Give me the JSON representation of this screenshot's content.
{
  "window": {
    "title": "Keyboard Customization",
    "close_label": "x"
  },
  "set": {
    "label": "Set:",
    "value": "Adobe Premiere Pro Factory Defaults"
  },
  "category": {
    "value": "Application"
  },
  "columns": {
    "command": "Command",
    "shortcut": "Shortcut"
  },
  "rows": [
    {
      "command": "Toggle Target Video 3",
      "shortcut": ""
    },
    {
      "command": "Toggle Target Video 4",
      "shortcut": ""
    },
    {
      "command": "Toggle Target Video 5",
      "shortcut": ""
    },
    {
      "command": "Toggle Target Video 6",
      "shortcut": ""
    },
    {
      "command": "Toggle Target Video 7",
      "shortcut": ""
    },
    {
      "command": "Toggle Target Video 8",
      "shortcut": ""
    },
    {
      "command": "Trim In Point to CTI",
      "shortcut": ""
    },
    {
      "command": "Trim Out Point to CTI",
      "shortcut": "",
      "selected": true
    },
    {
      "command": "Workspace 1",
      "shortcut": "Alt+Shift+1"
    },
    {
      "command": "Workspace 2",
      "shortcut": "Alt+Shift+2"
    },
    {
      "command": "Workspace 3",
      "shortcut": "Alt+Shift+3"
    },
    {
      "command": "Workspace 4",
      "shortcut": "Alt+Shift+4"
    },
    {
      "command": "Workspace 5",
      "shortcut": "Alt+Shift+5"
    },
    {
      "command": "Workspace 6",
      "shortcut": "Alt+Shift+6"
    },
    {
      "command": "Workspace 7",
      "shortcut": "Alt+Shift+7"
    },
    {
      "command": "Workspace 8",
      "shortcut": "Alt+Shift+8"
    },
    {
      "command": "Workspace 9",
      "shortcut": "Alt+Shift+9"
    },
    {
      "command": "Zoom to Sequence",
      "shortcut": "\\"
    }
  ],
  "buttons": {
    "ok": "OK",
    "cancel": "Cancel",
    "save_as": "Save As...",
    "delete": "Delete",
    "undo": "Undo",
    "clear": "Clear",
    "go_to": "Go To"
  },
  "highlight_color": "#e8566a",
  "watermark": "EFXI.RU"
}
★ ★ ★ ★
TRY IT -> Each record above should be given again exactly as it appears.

OUTPUT FOR THIS TASK ->
Give me the JSON representation of this screenshot's content.
{
  "window": {
    "title": "Keyboard Customization",
    "close_label": "x"
  },
  "set": {
    "label": "Set:",
    "value": "Adobe Premiere Pro Factory Defaults"
  },
  "category": {
    "value": "Application"
  },
  "columns": {
    "command": "Command",
    "shortcut": "Shortcut"
  },
  "rows": [
    {
      "command": "Toggle Target Video 3",
      "shortcut": ""
    },
    {
      "command": "Toggle Target Video 4",
      "shortcut": ""
    },
    {
      "command": "Toggle Target Video 5",
      "shortcut": ""
    },
    {
      "command": "Toggle Target Video 6",
      "shortcut": ""
    },
    {
      "command": "Toggle Target Video 7",
      "shortcut": ""
    },
    {
      "command": "Toggle Target Video 8",
      "shortcut": ""
    },
    {
      "command": "Trim In Point to CTI",
      "shortcut": ""
    },
    {
      "command": "Trim Out Point to CTI",
      "shortcut": "",
      "selected": true
    },
    {
      "command": "Workspace 1",
      "shortcut": "Alt+Shift+1"
    },
    {
      "command": "Workspace 2",
      "shortcut": "Alt+Shift+2"
    },
    {
      "command": "Workspace 3",
      "shortcut": "Alt+Shift+3"
    },
    {
      "command": "Workspace 4",
      "shortcut": "Alt+Shift+4"
    },
    {
      "command": "Workspace 5",
      "shortcut": "Alt+Shift+5"
    },
    {
      "command": "Workspace 6",
      "shortcut": "Alt+Shift+6"
    },
    {
      "command": "Workspace 7",
      "shortcut": "Alt+Shift+7"
    },
    {
      "command": "Workspace 8",
      "shortcut": "Alt+Shift+8"
    },
    {
      "command": "Workspace 9",
      "shortcut": "Alt+Shift+9"
    },
    {
      "command": "Zoom to Sequence",
      "shortcut": "\\"
    }
  ],
  "buttons": {
    "ok": "OK",
    "cancel": "Cancel",
    "save_as": "Save As...",
    "delete": "Delete",
    "undo": "Undo",
    "clear": "Clear",
    "go_to": "Go To"
  },
  "highlight_color": "#e8566a",
  "watermark": "EFXI.RU"
}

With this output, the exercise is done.